In my late 20's, I began to develop an odd health condition. My life had become unpredictable, planning it around when I might get sick. I started to fear social interactions, especially ones that involved food. In every situation, I had to know where the escape route was or have access to my keys in case I needed to leave suddenly. My heart would often race and I would become flustered with the thought of getting sick. My only way of comfort would be to run to the bathroom or a private area and breathe. I feared that people would notice I was getting up too often. I would make excuses, spill items on myself, and pretend to get phone calls.

People that spent a lot of time with me started to notice that something was wrong. I also had excuses for that. I started avoiding certain situations so that people would not notice. The thought of eating out in a restaurant would give me heart palpitations. I tried by ordering light and taking little nibbles praying that sickness would not set in. Sometimes that plan failed. When it failed, I would begin sweating and running to the restroom. I worried about ruining everyone's dinner.  There were times where I kept people waiting while I paced in the dark to beat off the nausea. Pepto bismal and ginger chews became staples in my purse and my diet. 

The more I felt this way so unpredictably, the more I started to worry. I had just entered my thirties and something was very wrong. Was I dying? What was happening to my body? I kept a food diary, but could not link what was happening to food. Sometimes, I would not have eaten for hours, but the smell of food would turn my stomach. No signs pointed to food. I began to think that I had a mental condition.

After many months of worrying, doctors appointments, and different diagnosis my Doctor suggested that I had Celiac Disease. She suggested that I go to a specialist to confirm. There were many things that followed after that, but the end result was an a blood test and an upper endoscopy to confirm that I in fact had Celiac Disease. 

The news came to me three years ago today. I had come home from work, John was making Pad Thai with wheat noodles, and I went out to get the mail. The mailbox contained a thick envelope addressed to me. With fear, I opened up the package alone on the front steps. My worst fears confirmed, I had Celiac Disease. I walked in the door, handed the packet to John, and then fell apart. The next day I headed to Madison, WI for work even though I felt as though I had just fallen apart. At the time, if felt like my whole world had come crashing down before me.

I will never forgot my last gluten meal. In hindsight, I would have chosen something different like a pizza, sourdough or Italian bread, or maybe even cake. While John suggested that I ease into the diet, I disagreed and decided jump in with both feet. September and October were extremely hard and depressing months for me, but I made it. I survived it and it has made me a stronger person today.

So I break my MoFo theme to recall these memories. For me it is important to remember this time and realize how much I have grown from this whole experience. While I do not have an allergy, I have come to have an understanding for those who have allergies and/or sensitivities.
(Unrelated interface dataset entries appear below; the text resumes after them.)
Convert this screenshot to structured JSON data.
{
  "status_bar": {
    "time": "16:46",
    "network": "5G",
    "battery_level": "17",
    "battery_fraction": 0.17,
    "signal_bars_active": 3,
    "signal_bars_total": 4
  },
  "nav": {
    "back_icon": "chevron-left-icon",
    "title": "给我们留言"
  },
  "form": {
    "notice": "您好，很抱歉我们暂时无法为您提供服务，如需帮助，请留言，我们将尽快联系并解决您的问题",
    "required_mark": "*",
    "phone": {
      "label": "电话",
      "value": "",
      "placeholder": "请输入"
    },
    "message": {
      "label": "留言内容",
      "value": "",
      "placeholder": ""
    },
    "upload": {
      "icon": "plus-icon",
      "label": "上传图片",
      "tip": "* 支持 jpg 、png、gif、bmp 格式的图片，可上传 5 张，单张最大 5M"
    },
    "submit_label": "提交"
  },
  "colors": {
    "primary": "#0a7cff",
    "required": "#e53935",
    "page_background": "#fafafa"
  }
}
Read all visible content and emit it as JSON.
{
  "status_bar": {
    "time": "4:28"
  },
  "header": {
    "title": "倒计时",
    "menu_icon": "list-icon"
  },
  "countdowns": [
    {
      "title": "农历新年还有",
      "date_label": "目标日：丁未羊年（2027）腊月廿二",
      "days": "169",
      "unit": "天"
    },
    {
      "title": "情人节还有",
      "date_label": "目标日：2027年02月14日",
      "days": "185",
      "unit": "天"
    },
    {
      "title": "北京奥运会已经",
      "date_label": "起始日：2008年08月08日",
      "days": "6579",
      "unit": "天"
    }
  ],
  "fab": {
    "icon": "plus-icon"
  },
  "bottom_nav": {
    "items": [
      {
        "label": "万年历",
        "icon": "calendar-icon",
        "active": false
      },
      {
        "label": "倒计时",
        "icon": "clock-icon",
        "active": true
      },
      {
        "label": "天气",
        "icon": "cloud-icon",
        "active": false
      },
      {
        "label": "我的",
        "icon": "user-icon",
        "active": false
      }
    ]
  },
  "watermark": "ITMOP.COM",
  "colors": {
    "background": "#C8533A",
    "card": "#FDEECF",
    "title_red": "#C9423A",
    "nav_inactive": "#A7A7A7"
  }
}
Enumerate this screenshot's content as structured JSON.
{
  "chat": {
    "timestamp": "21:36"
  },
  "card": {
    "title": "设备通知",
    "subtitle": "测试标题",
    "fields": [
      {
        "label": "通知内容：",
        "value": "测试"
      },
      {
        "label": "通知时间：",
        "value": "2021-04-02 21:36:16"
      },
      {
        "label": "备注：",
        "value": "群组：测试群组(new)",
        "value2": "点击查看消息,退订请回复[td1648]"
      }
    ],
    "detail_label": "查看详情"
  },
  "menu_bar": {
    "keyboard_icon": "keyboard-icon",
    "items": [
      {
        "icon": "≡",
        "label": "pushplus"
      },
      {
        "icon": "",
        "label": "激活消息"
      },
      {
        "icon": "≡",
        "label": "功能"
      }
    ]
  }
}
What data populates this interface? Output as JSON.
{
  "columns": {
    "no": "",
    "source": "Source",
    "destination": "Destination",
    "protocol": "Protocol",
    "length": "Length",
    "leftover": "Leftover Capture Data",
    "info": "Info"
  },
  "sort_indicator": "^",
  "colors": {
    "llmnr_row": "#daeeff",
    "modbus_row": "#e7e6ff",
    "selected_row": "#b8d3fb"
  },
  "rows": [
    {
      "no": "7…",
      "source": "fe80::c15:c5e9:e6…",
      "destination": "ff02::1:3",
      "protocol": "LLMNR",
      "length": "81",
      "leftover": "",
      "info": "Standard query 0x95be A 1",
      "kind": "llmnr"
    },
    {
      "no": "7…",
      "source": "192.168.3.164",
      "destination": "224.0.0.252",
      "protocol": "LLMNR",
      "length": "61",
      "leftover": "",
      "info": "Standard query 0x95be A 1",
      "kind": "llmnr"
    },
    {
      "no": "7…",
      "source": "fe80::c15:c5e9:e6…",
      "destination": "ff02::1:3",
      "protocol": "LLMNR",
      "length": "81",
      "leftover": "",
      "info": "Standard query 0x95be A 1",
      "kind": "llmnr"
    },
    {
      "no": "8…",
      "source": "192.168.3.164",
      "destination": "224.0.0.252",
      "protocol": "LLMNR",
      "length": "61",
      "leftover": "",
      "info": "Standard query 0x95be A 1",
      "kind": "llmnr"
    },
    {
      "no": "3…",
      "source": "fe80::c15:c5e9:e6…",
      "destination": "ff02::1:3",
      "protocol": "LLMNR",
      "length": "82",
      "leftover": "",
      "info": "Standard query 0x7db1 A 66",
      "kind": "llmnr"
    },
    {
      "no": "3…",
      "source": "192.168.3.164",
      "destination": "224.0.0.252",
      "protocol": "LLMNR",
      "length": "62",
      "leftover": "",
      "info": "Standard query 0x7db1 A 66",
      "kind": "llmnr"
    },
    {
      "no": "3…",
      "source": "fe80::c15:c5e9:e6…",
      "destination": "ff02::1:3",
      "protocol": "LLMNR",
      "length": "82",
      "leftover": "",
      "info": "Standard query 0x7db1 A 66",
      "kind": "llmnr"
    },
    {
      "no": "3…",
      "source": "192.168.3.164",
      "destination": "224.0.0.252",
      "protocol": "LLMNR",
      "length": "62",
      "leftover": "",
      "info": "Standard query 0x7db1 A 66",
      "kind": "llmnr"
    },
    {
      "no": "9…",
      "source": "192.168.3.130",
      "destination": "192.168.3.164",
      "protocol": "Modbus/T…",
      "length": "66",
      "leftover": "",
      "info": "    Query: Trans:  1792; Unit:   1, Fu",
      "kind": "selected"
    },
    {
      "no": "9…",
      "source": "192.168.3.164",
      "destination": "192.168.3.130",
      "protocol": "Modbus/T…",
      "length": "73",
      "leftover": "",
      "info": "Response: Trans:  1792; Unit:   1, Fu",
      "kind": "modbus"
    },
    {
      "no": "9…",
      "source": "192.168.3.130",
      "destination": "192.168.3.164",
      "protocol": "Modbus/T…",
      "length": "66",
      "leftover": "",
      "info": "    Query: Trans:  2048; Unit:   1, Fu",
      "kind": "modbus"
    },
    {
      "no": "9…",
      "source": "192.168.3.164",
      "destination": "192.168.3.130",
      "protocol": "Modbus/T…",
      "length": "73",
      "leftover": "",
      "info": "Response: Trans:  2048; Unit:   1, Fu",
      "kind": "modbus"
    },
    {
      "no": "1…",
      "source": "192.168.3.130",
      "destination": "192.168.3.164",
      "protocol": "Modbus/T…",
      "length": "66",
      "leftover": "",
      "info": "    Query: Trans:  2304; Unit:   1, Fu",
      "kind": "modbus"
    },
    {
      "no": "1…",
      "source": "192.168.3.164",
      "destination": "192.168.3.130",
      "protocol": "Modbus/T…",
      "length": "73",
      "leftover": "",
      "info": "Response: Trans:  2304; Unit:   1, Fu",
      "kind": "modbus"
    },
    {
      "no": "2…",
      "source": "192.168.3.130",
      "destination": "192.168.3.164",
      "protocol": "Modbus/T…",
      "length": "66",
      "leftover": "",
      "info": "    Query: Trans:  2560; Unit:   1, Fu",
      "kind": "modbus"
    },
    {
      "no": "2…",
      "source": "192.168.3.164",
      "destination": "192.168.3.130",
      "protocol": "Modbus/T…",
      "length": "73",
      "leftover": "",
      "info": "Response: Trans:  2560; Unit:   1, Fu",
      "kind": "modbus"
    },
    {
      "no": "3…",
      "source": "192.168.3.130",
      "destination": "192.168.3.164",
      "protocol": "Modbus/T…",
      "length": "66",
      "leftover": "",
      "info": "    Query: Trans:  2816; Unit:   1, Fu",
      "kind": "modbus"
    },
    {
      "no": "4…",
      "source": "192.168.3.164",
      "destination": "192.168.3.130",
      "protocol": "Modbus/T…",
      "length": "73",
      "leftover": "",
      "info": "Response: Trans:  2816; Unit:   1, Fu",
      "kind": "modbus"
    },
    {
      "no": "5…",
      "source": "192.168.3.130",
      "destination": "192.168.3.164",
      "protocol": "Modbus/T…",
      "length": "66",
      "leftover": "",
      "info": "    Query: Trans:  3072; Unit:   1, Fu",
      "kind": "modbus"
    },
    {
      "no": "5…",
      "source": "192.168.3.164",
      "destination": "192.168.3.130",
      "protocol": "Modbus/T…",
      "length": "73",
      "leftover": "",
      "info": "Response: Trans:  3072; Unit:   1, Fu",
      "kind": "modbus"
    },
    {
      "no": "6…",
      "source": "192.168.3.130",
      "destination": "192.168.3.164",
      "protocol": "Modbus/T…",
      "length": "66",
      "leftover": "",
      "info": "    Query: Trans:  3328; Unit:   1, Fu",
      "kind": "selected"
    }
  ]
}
This all is a good reminder that when life gives you lemons, you should make gluten free vegan lavender lemon cupcakes! :-)


GiGi said...

Beautifully written and remembered, Amanda. You are a survivor!! So glad you are healthy today!
I find it is good to remember where you've come from, it helps with gratitude for me :)
Many hugs.

diylettante said...

Glad you found a doctor who was able to figure out what was wrong! I know how hard that is (I had to diagnose myself).
It's hard to be gluten free, but I like vegan lemon lavender cupcakes...

Hannah said...

Thank goodness you figured out the problem (and the solution) in time to turn things around. Not an easy path for sure, but you've proven that it's possible. Congrats on reaching this milestone!

Dawn said...

Lovely! So glad you get to see it from this side now. I went through many of the same things you did. I even ended up having a heart cath in the midst of it to find the problem!
It's so great that you wrote this for people on the other side to see how worth it the changes are.

Mandee said...

You poor thing! Life pre-diagnosis sounds so horribly anxious and unbearable. I'm glad you're able to enjoy life and social situations now :)

Maureen said...

I have a friend with this disease and I know what the difficulties can be. I think you were right to dive straight into a gluten free diet - if it were me I would want to cut out what was making me ill as soon as I found out.

My daughter started to have terrible migraines when she was twelve. After a CAT scan, amongst other tests, she was discovered to have an allergy to cow's milk and dairy products. Sometimes people think she is being silly and don't bother to check thinking that dairy won't have any real effect on her but they are very wrong as she then has to spend two or three days in bed with a migraine.

After a while the gluten free will become second nature to you, certainly here in the UK supermarkets have special sections for gluten free food, it makes people's lives so much easier.